*** RECORDED DATA ***
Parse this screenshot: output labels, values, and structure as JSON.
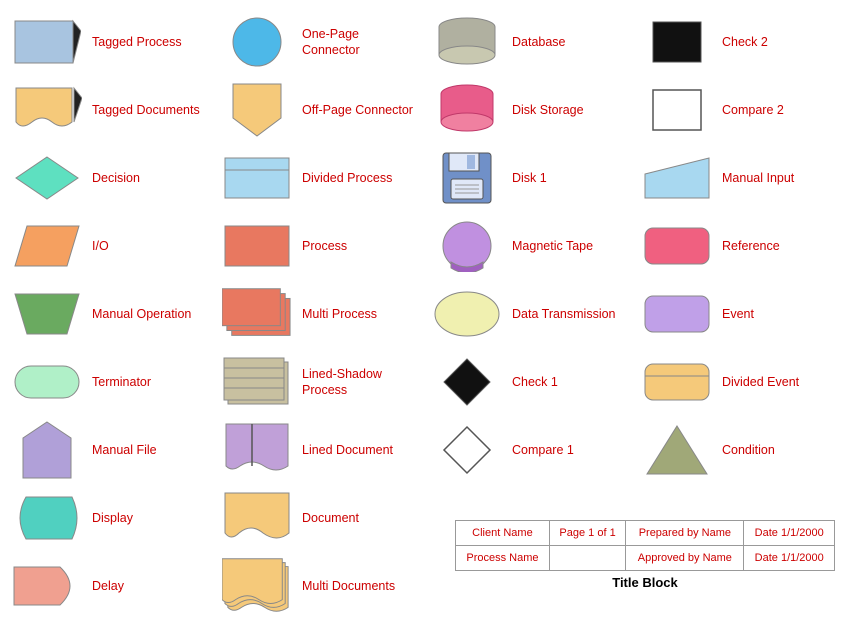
{
  "shapes": [
    {
      "id": "tagged-process",
      "label": "Tagged Process",
      "col": 0,
      "row": 0
    },
    {
      "id": "one-page-connector",
      "label": "One-Page Connector",
      "col": 1,
      "row": 0
    },
    {
      "id": "database",
      "label": "Database",
      "col": 2,
      "row": 0
    },
    {
      "id": "check2",
      "label": "Check 2",
      "col": 3,
      "row": 0
    },
    {
      "id": "tagged-documents",
      "label": "Tagged Documents",
      "col": 0,
      "row": 1
    },
    {
      "id": "off-page-connector",
      "label": "Off-Page Connector",
      "col": 1,
      "row": 1
    },
    {
      "id": "disk-storage",
      "label": "Disk Storage",
      "col": 2,
      "row": 1
    },
    {
      "id": "compare2",
      "label": "Compare 2",
      "col": 3,
      "row": 1
    },
    {
      "id": "decision",
      "label": "Decision",
      "col": 0,
      "row": 2
    },
    {
      "id": "divided-process",
      "label": "Divided Process",
      "col": 1,
      "row": 2
    },
    {
      "id": "disk1",
      "label": "Disk 1",
      "col": 2,
      "row": 2
    },
    {
      "id": "manual-input",
      "label": "Manual Input",
      "col": 3,
      "row": 2
    },
    {
      "id": "io",
      "label": "I/O",
      "col": 0,
      "row": 3
    },
    {
      "id": "process",
      "label": "Process",
      "col": 1,
      "row": 3
    },
    {
      "id": "magnetic-tape",
      "label": "Magnetic Tape",
      "col": 2,
      "row": 3
    },
    {
      "id": "reference",
      "label": "Reference",
      "col": 3,
      "row": 3
    },
    {
      "id": "manual-operation",
      "label": "Manual Operation",
      "col": 0,
      "row": 4
    },
    {
      "id": "multi-process",
      "label": "Multi Process",
      "col": 1,
      "row": 4
    },
    {
      "id": "data-transmission",
      "label": "Data Transmission",
      "col": 2,
      "row": 4
    },
    {
      "id": "event",
      "label": "Event",
      "col": 3,
      "row": 4
    },
    {
      "id": "terminator",
      "label": "Terminator",
      "col": 0,
      "row": 5
    },
    {
      "id": "lined-shadow-process",
      "label": "Lined-Shadow Process",
      "col": 1,
      "row": 5
    },
    {
      "id": "check1",
      "label": "Check 1",
      "col": 2,
      "row": 5
    },
    {
      "id": "divided-event",
      "label": "Divided Event",
      "col": 3,
      "row": 5
    },
    {
      "id": "manual-file",
      "label": "Manual File",
      "col": 0,
      "row": 6
    },
    {
      "id": "lined-document",
      "label": "Lined Document",
      "col": 1,
      "row": 6
    },
    {
      "id": "compare1",
      "label": "Compare 1",
      "col": 2,
      "row": 6
    },
    {
      "id": "condition",
      "label": "Condition",
      "col": 3,
      "row": 6
    },
    {
      "id": "display",
      "label": "Display",
      "col": 0,
      "row": 7
    },
    {
      "id": "document",
      "label": "Document",
      "col": 1,
      "row": 7
    },
    {
      "id": "delay",
      "label": "Delay",
      "col": 0,
      "row": 8
    },
    {
      "id": "multi-documents",
      "label": "Multi Documents",
      "col": 1,
      "row": 8
    }
  ],
  "title_block": {
    "row1": [
      "Client Name",
      "Page 1 of 1",
      "Prepared by Name",
      "Date 1/1/2000"
    ],
    "row2": [
      "Process Name",
      "",
      "Approved by Name",
      "Date 1/1/2000"
    ],
    "label": "Title Block"
  }
}
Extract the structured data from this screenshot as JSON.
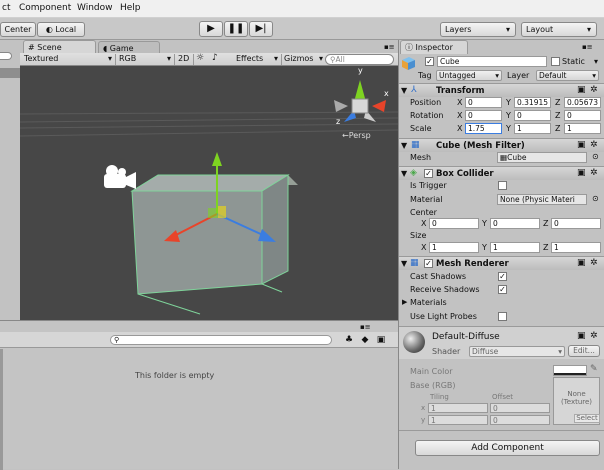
{
  "menu": [
    "ct",
    "Component",
    "Window",
    "Help"
  ],
  "toolbar": {
    "center": "Center",
    "local": "Local",
    "layers": "Layers",
    "layout": "Layout"
  },
  "tabs": {
    "scene": "Scene",
    "game": "Game",
    "inspector": "Inspector"
  },
  "scene_bar": {
    "shading": "Textured",
    "rendering": "RGB",
    "mode2d": "2D",
    "effects": "Effects",
    "gizmos": "Gizmos",
    "search": "All"
  },
  "gizmo": {
    "y": "y",
    "x": "x",
    "z": "z",
    "persp": "←Persp"
  },
  "project": {
    "empty": "This folder is empty"
  },
  "inspector": {
    "name": "Cube",
    "static": "Static",
    "tag_label": "Tag",
    "tag": "Untagged",
    "layer_label": "Layer",
    "layer": "Default",
    "transform": {
      "title": "Transform",
      "position_label": "Position",
      "position": [
        "0",
        "0.31915",
        "0.05673"
      ],
      "rotation_label": "Rotation",
      "rotation": [
        "0",
        "0",
        "0"
      ],
      "scale_label": "Scale",
      "scale": [
        "1.75",
        "1",
        "1"
      ],
      "x": "X",
      "y": "Y",
      "z": "Z"
    },
    "mesh_filter": {
      "title": "Cube (Mesh Filter)",
      "mesh_label": "Mesh",
      "mesh": "Cube"
    },
    "box_collider": {
      "title": "Box Collider",
      "trigger_label": "Is Trigger",
      "material_label": "Material",
      "material": "None (Physic Materi",
      "center_label": "Center",
      "center": [
        "0",
        "0",
        "0"
      ],
      "size_label": "Size",
      "size": [
        "1",
        "1",
        "1"
      ]
    },
    "mesh_renderer": {
      "title": "Mesh Renderer",
      "cast_label": "Cast Shadows",
      "receive_label": "Receive Shadows",
      "materials_label": "Materials",
      "probes_label": "Use Light Probes"
    },
    "material": {
      "name": "Default-Diffuse",
      "shader_label": "Shader",
      "shader": "Diffuse",
      "edit": "Edit...",
      "main_color": "Main Color",
      "base": "Base (RGB)",
      "none_texture": "None\n(Texture)",
      "tiling": "Tiling",
      "offset": "Offset",
      "tiling_x": "1",
      "tiling_y": "1",
      "offset_x": "0",
      "offset_y": "0",
      "select": "Select"
    },
    "add_component": "Add Component"
  }
}
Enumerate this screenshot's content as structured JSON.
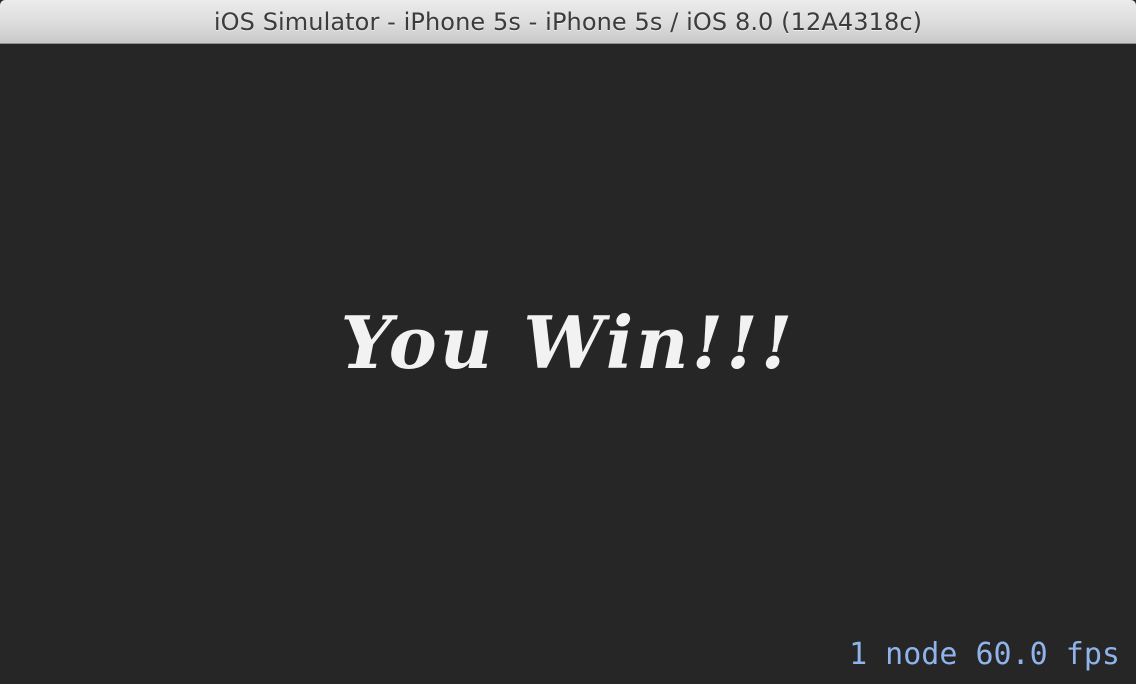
{
  "window": {
    "title": "iOS Simulator - iPhone 5s - iPhone 5s / iOS 8.0 (12A4318c)"
  },
  "scene": {
    "message": "You Win!!!",
    "stats": "1 node 60.0 fps"
  },
  "colors": {
    "background": "#262626",
    "message": "#f2f2f2",
    "stats": "#8fb3ea"
  }
}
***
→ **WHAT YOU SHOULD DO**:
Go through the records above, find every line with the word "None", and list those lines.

→ **SOLUTION FOR THIS TASK**:
      "material": "None (Physic Materi",
      "none_texture": "None\n(Texture)",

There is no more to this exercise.